Many retailers will shut Monday for the state funeral of Queen Elizabeth II but thousands of pubs and bars will remain open for Britons to toast the late monarch.
The UK has declared a public holiday for the event due to be attended by world leaders and watched by millions across the globe on television and social media.
British schools and the London Stock Exchange will shut on the day, as is the case on every UK public holiday.
A number of hospital appointments have been postponed, while a day off work for millions of Britons is set to weigh on the UK economy, already headed for recession owing to sky-high inflation.
Britain's biggest supermarkets led by Tesco and Sainsbury's will close, as will major clothing store Primark.
Food-to-clothing retailer Marks and Spencer plans to open only a few shops that are situated close to the funeral and burial venues in and around London.
"Due to the millions of expected mourners travelling on the day, we will have a small number of stores open," M&S said.
All UK branches of US fast-food giant McDonald's will be closed until after the funeral ends.

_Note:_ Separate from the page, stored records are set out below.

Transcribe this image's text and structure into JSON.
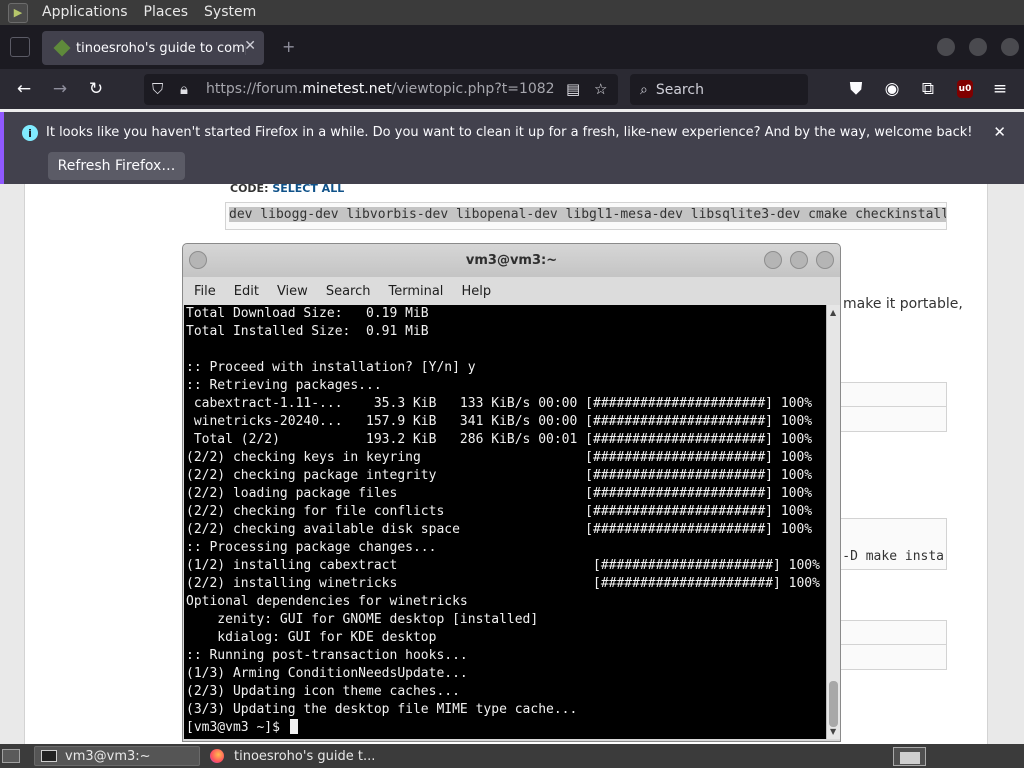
{
  "top_panel": {
    "menus": [
      "Applications",
      "Places",
      "System"
    ]
  },
  "firefox": {
    "tab_title": "tinoesroho's guide to compiling",
    "url_rest": "https://forum.",
    "url_domain": "minetest.net",
    "url_path": "/viewtopic.php?t=1082",
    "search_placeholder": "Search",
    "notification_text": "It looks like you haven't started Firefox in a while. Do you want to clean it up for a fresh, like-new experience? And by the way, welcome back!",
    "refresh_button": "Refresh Firefox…"
  },
  "webpage": {
    "code_label": "CODE:",
    "select_all": "SELECT ALL",
    "code_line": "dev libogg-dev libvorbis-dev libopenal-dev libgl1-mesa-dev libsqlite3-dev cmake checkinstall",
    "partial_text": "make it portable,",
    "code_line_2": "-D make insta"
  },
  "terminal": {
    "title": "vm3@vm3:~",
    "menu": [
      "File",
      "Edit",
      "View",
      "Search",
      "Terminal",
      "Help"
    ],
    "lines": [
      "Total Download Size:   0.19 MiB",
      "Total Installed Size:  0.91 MiB",
      "",
      ":: Proceed with installation? [Y/n] y",
      ":: Retrieving packages...",
      " cabextract-1.11-...    35.3 KiB   133 KiB/s 00:00 [######################] 100%",
      " winetricks-20240...   157.9 KiB   341 KiB/s 00:00 [######################] 100%",
      " Total (2/2)           193.2 KiB   286 KiB/s 00:01 [######################] 100%",
      "(2/2) checking keys in keyring                     [######################] 100%",
      "(2/2) checking package integrity                   [######################] 100%",
      "(2/2) loading package files                        [######################] 100%",
      "(2/2) checking for file conflicts                  [######################] 100%",
      "(2/2) checking available disk space                [######################] 100%",
      ":: Processing package changes...",
      "(1/2) installing cabextract                         [######################] 100%",
      "(2/2) installing winetricks                         [######################] 100%",
      "Optional dependencies for winetricks",
      "    zenity: GUI for GNOME desktop [installed]",
      "    kdialog: GUI for KDE desktop",
      ":: Running post-transaction hooks...",
      "(1/3) Arming ConditionNeedsUpdate...",
      "(2/3) Updating icon theme caches...",
      "(3/3) Updating the desktop file MIME type cache..."
    ],
    "prompt": "[vm3@vm3 ~]$ "
  },
  "taskbar": {
    "items": [
      "vm3@vm3:~",
      "tinoesroho's guide t..."
    ]
  }
}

Not everyone is happy at the closures, with disgruntled holidaymakers forcing Center Parcs to U-turn on its decision to remove guests from its UK venues for 24 hours.
Visitors had been told they would have to vacate the parks next Monday "as a mark of respect and to allow as many... colleagues as possible to be part of this historic moment".
Following customer complaints, however, Center Parcs said guests still on holiday at its venues would be allowed to stay -- but those not due to start their vacations until Monday would have to delay arrival by one day.
"We recognise that leaving the village for one night and returning is extremely inconvenient," the company said in a message to customers seen by media.
"On reflection and having listened, we have made the decision to allow guests on longer duration breaks to remain... on Monday September 19."
- Pubs 'honour' queen -
The UK's biggest pub group said it plans to keep venues open and show the funeral on its televisions.
"The passing of Her Majesty Queen Elizabeth II is a momentous and sombre occasion," Stonegate Group, which runs about 4,500 sites, said in a statement.
"Our managed pubs, bars and venues remain open and, where possible, will show the funeral... to honour her life and service," added the owner of popular bar brands Walkabout and Slug & Lettuce.
Many other pubs plan to keep on serving, with Greene King opening all its venues in central London, allowing "communities to come together".
Elsewhere, London's Heathrow airport has flagged likely disruption to flights.
"We anticipate further changes to the Heathrow operation... when Her Majesty's funeral is due to take place," the hub said.
Air traffic above London was already restricted Wednesday for a procession of the queen's coffin from Buckingham Palace to Westminster Hall, where the late monarch lies in state until her funeral in Westminster Abbey.
The queen will be buried in Windsor, west of London.